- _What you need to do_
Each line of the data that includes "Case" must be copied.
+++ Material to process +++
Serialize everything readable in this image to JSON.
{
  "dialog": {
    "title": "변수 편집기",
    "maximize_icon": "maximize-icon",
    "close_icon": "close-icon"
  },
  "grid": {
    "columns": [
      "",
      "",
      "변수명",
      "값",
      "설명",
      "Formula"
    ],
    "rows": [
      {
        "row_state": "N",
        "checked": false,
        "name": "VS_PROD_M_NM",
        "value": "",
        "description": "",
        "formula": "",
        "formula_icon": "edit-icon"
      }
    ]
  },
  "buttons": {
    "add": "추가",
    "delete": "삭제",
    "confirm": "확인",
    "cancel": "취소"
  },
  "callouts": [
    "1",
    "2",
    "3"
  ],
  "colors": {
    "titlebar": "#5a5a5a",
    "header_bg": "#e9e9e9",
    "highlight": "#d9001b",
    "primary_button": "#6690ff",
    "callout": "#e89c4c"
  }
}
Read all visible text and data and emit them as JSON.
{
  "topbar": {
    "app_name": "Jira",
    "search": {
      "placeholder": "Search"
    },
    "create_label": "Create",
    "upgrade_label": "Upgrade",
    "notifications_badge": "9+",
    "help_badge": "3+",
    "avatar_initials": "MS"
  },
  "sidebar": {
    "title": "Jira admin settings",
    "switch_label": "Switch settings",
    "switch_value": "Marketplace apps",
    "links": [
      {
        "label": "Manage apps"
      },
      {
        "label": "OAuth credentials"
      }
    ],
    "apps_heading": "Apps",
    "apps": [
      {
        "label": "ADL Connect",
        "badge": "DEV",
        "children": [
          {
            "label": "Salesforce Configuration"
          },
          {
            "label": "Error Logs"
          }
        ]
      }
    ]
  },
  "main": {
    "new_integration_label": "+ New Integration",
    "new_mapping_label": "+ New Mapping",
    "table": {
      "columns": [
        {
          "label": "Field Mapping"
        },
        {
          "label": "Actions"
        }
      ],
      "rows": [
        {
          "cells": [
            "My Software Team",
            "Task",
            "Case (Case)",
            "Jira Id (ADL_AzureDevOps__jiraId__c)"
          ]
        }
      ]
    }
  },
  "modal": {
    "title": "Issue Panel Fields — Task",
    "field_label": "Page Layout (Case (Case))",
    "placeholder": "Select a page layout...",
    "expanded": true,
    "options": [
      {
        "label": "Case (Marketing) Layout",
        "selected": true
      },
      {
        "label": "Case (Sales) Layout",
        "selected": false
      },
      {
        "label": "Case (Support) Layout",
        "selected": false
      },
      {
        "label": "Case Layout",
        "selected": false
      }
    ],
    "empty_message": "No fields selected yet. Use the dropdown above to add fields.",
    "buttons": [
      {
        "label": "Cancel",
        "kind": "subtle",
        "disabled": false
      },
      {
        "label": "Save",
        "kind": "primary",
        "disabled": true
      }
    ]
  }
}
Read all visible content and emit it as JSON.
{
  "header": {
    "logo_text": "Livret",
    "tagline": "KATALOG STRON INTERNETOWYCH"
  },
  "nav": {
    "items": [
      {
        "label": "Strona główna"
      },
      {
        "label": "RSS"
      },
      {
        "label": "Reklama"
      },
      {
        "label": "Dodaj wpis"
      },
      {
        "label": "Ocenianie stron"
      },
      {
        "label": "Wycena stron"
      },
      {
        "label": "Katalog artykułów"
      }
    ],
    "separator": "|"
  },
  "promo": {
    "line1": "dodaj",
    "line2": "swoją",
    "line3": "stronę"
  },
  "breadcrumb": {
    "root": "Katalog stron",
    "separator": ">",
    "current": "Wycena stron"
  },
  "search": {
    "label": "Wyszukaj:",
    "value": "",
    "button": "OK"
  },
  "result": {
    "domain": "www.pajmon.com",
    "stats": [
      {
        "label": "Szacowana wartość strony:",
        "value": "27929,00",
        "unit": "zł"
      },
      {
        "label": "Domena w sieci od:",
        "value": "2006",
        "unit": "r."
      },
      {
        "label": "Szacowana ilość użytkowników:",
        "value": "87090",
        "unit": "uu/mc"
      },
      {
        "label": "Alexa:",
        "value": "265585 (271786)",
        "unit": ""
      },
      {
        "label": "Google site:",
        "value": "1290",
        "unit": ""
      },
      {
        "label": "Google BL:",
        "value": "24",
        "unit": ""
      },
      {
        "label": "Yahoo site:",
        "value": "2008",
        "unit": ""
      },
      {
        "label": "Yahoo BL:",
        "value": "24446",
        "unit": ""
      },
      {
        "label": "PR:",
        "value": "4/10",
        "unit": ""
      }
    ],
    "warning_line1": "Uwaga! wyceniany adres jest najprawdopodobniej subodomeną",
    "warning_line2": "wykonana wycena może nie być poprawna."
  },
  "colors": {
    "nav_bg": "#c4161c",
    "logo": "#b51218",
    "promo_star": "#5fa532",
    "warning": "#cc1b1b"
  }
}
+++
- _Completed exercise_
            "Case (Case)",
    "field_label": "Page Layout (Case (Case))",
        "label": "Case (Marketing) Layout",
        "label": "Case (Sales) Layout",
        "label": "Case (Support) Layout",
        "label": "Case Layout",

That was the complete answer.